Recruitment QuestionsAbout Immigration StatusEmployers May Elect Not to Hire Candidates Needing “Immigration Sponsorship”Recruiters ARE allowed to ask “Are you legally authorized to work in the United States?” followed by “Will you now or in the future require sponsorship for an employment visa status?” (e.g., H-1B visa status)

continuedSlide21

Family-Based ImmigrationSponsored“Immediate relatives” (never a quota)Green Card holders sponsoring their spouses, children, unmarried sons & daughters

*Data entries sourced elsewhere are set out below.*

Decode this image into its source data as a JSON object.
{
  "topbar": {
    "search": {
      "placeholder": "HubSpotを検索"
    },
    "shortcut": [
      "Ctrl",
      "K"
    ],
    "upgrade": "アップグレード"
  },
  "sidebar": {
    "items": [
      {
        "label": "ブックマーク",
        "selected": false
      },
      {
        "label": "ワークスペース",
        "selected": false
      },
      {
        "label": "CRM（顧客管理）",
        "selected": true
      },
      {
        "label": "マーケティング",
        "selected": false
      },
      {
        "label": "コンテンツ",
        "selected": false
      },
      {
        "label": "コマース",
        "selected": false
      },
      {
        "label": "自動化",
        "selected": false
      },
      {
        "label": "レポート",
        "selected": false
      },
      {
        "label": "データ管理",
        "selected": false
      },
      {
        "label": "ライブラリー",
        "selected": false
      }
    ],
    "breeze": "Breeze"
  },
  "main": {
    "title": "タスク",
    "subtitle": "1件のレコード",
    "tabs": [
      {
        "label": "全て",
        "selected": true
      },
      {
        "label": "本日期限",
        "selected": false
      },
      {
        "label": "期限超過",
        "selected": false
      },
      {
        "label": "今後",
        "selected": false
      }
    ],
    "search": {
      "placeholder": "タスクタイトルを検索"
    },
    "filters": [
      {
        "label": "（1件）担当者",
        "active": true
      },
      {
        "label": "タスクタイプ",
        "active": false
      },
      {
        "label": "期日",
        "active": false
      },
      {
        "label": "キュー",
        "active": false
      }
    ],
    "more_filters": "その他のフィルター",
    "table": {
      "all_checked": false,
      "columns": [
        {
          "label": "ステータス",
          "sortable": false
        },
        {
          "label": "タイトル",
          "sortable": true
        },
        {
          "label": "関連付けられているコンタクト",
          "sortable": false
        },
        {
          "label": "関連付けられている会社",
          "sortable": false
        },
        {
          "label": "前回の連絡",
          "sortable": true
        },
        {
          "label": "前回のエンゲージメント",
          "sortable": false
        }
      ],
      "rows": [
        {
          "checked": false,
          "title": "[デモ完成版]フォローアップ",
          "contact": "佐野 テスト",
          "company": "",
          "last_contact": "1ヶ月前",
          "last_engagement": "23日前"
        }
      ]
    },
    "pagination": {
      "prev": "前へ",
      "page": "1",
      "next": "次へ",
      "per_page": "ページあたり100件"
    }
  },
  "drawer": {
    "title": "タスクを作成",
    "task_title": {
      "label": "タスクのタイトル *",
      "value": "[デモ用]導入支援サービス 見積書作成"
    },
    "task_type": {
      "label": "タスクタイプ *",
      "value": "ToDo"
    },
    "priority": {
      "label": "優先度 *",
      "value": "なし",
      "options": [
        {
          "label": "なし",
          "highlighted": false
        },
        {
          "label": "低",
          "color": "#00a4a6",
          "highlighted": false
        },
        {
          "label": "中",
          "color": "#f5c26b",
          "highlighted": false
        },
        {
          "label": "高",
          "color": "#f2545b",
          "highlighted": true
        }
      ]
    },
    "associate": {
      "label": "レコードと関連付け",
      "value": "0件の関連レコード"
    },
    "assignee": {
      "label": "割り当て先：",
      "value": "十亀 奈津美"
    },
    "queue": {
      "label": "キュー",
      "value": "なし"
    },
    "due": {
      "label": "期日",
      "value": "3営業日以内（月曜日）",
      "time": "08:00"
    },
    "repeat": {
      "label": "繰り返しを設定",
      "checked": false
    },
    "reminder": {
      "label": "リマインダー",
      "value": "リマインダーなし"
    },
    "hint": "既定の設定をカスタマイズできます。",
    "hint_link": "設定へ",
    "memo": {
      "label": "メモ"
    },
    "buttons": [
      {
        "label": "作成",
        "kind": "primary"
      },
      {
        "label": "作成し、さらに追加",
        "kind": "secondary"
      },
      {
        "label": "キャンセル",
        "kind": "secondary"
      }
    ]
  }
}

U.S. Citizens sponsoring sons/daughters, siblingsDerivative – can apply to Employment tooSpousesChildren under the age of 21Same-Sex marriages now recognizedSlide22

Materials & ResourcesPlease visit www.klaskolaw.com to download this PowerPoint presentation and all materials from this seminar.Slide23

Questions?Slide24

For Further InformationLisa T. Felix, Esq.215-825-8612lfelix@klaskolaw.com

Andrew J. Zeltner

, Esq.

215-825-8679

azeltner@klaskolaw.com

Klasko Immigration Law Partners, LLP

Philadelphia

New York

ChicagoSlide25

Visit Us Online

www.klaskolaw.com

www.eb1immigration.com

www.worksite-compliance.com

www.eb5immigration.com

http://blog.klaskolaw.comSlide26

Disclaimer / Copyright NoticeThe materials contained in this PowerPoint does not constitute direct legal advice and is for informational purposes only. An attorney-client relationship is not presumed or intended by receipt or review of this presentation. The information provided should never replace informed counsel when specific immigration-related guidance is needed.Copyright © 2016 Klasko Immigration Law Partners, LLP.

All rights reserved.